In this episode of TFBTV, the video maker shows us what makes the Uzi deserving of its reputation as a great gun.
The Uzi 9mm SMG was designed and put into operation in the 1950s. It was such a big hit that it made its way into military and police armories around the world. He mentions that the Uzi didn’t invent the telescope, but certainly popularized it. And its folding stock makes the Uzi extremely compact and easy to put in tight spaces.
He shows the different settings of the Uzi: S for “Safe”, R for “Repetition”, and A for “Auto,” and commends the ratcheting mechanism that makes the gun very drop-safe. There is also a setting for 100 meters and 200 meters. He also demonstrates how the folding stock is deployed by a simple slap and you collapse it by pinching it, pressing a button, and folding it back into the gun.
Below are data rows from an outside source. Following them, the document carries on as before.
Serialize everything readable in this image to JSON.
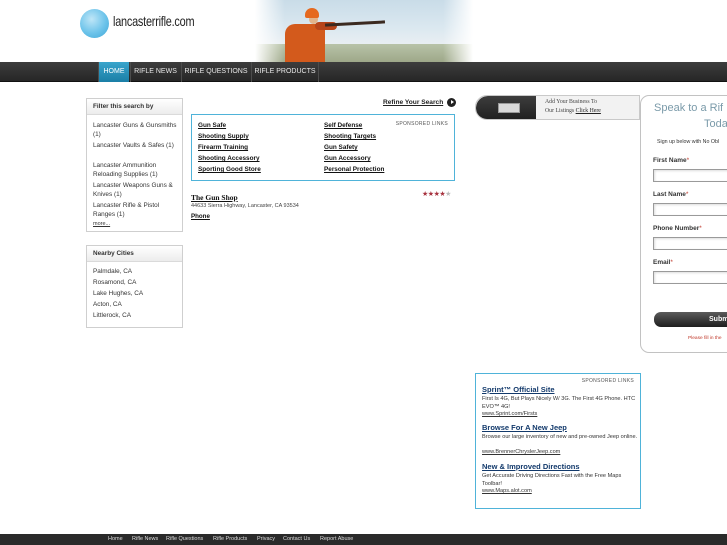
{
  "site": {
    "logo_text": "lancasterrifle.com"
  },
  "nav": [
    {
      "label": "HOME"
    },
    {
      "label": "RIFLE NEWS"
    },
    {
      "label": "RIFLE QUESTIONS"
    },
    {
      "label": "RIFLE PRODUCTS"
    }
  ],
  "filter": {
    "heading": "Filter this search by",
    "items": [
      {
        "label": "Lancaster Guns & Gunsmiths (1)"
      },
      {
        "label": "Lancaster Vaults & Safes (1)"
      },
      {
        "label": "Lancaster Ammunition Reloading Supplies (1)"
      },
      {
        "label": "Lancaster Weapons Guns & Knives (1)"
      },
      {
        "label": "Lancaster Rifle & Pistol Ranges (1)"
      }
    ],
    "more": "more..."
  },
  "nearby": {
    "heading": "Nearby Cities",
    "cities": [
      "Palmdale, CA",
      "Rosamond, CA",
      "Lake Hughes, CA",
      "Acton, CA",
      "Littlerock, CA"
    ]
  },
  "refine": {
    "label": "Refine Your Search"
  },
  "sponsored_top": {
    "label": "SPONSORED LINKS",
    "links": [
      "Gun Safe",
      "Self Defense",
      "Shooting Supply",
      "Shooting Targets",
      "Firearm Training",
      "Gun Safety",
      "Shooting Accessory",
      "Gun Accessory",
      "Sporting Good Store",
      "Personal Protection"
    ]
  },
  "listing": {
    "title": "The Gun Shop",
    "address": "44633 Sierra Highway, Lancaster, CA 93534",
    "phone_label": "Phone",
    "rating": 4,
    "rating_max": 5
  },
  "add_banner": {
    "line1": "Add Your Business To",
    "line2_prefix": "Our Listings",
    "line2_link": "Click Here"
  },
  "speak_panel": {
    "title_line1": "Speak to a Rif",
    "title_line2": "Toda",
    "subtitle": "Sign up below with No Obl",
    "fields": [
      {
        "label": "First Name",
        "required": "*"
      },
      {
        "label": "Last Name",
        "required": "*"
      },
      {
        "label": "Phone Number",
        "required": "*"
      },
      {
        "label": "Email",
        "required": "*"
      }
    ],
    "submit": "Subm",
    "note": "Please fill in the"
  },
  "sponsored_bottom": {
    "label": "SPONSORED LINKS",
    "ads": [
      {
        "title": "Sprint™ Official Site",
        "desc": "First Is 4G, But Plays Nicely W/ 3G. The First 4G Phone. HTC EVO™ 4G!",
        "url": "www.Sprint.com/Firsts"
      },
      {
        "title": "Browse For A New Jeep",
        "desc": "Browse our large inventory of new and pre-owned Jeep online.",
        "url": "www.BrennerChryslerJeep.com"
      },
      {
        "title": "New & Improved Directions",
        "desc": "Get Accurate Driving Directions Fast with the Free Maps Toolbar!",
        "url": "www.Maps.alot.com"
      }
    ]
  },
  "footer": {
    "links": [
      "Home",
      "Rifle News",
      "Rifle Questions",
      "Rifle Products",
      "Privacy",
      "Contact Us",
      "Report Abuse"
    ]
  },
  "colors": {
    "nav_active": "#1a7ea6",
    "sponsor_border": "#4fb3d9",
    "rating_star": "#a7333f",
    "ad_title": "#12396b"
  }
}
According to him, the best improvement you can make to an Uzi is ditching the metal stock because it causes some discomfort during action. The Uzi’s fixed stock is not like the fixed stock of the M16. You can tuck the Uzi under your shoulder and fire it one-handed if you have to.
He tests the gun’s accuracy and discovers that the gun’s open bolt nature makes it difficult to shoot long distance. Putting the gun on full auto makes everything easier and is a lot simpler than putting it on semi-auto. For the accuracy test, he is able to make 12/25 hits – pretty decent for a weapon primarily designed to be fired in full auto.
One of the major complaints about the Uzi is its low rate of fire that hovers around 600 to 650 rounds per minute, depending on what kind of ammo is used. He demonstrates how to easily accelerate the rate of fire and recommends using a rubber buffer to reduce the bolt travel.
He concludes that the Uzi really is a fantastic submachine even if it was phased out of military service in the 1980s. However, the Uzi is technically still in production with the Uzi Pro so a variant is still going reasonably strong for special ops, commandos, and the like.